### Aim of the exercise
Please return the entries, omitting and altering nothing.

*** Available records ***

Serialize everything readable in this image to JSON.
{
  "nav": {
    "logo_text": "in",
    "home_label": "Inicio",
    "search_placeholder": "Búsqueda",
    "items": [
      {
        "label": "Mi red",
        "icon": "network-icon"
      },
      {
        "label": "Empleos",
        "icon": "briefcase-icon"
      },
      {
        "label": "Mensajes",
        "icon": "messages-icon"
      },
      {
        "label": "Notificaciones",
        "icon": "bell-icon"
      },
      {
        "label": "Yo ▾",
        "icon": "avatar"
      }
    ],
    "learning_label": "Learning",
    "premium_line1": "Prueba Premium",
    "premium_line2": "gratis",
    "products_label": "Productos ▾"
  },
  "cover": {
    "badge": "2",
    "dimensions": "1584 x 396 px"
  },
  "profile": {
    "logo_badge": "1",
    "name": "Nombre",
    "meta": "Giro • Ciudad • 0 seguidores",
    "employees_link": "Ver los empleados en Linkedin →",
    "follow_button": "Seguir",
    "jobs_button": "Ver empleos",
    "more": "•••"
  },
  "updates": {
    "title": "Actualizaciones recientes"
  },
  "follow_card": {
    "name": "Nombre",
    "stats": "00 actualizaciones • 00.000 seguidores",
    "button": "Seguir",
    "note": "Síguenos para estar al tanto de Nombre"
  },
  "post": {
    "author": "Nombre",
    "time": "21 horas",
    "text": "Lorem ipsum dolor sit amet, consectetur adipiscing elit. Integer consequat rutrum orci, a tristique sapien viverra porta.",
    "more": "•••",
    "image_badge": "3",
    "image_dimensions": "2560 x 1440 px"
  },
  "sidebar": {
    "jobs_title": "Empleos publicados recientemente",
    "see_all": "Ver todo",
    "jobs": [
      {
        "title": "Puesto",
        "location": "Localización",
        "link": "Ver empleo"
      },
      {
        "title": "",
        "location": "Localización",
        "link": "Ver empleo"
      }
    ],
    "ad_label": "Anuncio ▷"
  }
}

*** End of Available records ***

### Solution to the exercise
Serialize everything readable in this image to JSON.
{
  "nav": {
    "logo_text": "in",
    "home_label": "Inicio",
    "search_placeholder": "Búsqueda",
    "items": [
      {
        "label": "Mi red",
        "icon": "network-icon"
      },
      {
        "label": "Empleos",
        "icon": "briefcase-icon"
      },
      {
        "label": "Mensajes",
        "icon": "messages-icon"
      },
      {
        "label": "Notificaciones",
        "icon": "bell-icon"
      },
      {
        "label": "Yo ▾",
        "icon": "avatar"
      }
    ],
    "learning_label": "Learning",
    "premium_line1": "Prueba Premium",
    "premium_line2": "gratis",
    "products_label": "Productos ▾"
  },
  "cover": {
    "badge": "2",
    "dimensions": "1584 x 396 px"
  },
  "profile": {
    "logo_badge": "1",
    "name": "Nombre",
    "meta": "Giro • Ciudad • 0 seguidores",
    "employees_link": "Ver los empleados en Linkedin →",
    "follow_button": "Seguir",
    "jobs_button": "Ver empleos",
    "more": "•••"
  },
  "updates": {
    "title": "Actualizaciones recientes"
  },
  "follow_card": {
    "name": "Nombre",
    "stats": "00 actualizaciones • 00.000 seguidores",
    "button": "Seguir",
    "note": "Síguenos para estar al tanto de Nombre"
  },
  "post": {
    "author": "Nombre",
    "time": "21 horas",
    "text": "Lorem ipsum dolor sit amet, consectetur adipiscing elit. Integer consequat rutrum orci, a tristique sapien viverra porta.",
    "more": "•••",
    "image_badge": "3",
    "image_dimensions": "2560 x 1440 px"
  },
  "sidebar": {
    "jobs_title": "Empleos publicados recientemente",
    "see_all": "Ver todo",
    "jobs": [
      {
        "title": "Puesto",
        "location": "Localización",
        "link": "Ver empleo"
      },
      {
        "title": "",
        "location": "Localización",
        "link": "Ver empleo"
      }
    ],
    "ad_label": "Anuncio ▷"
  }
}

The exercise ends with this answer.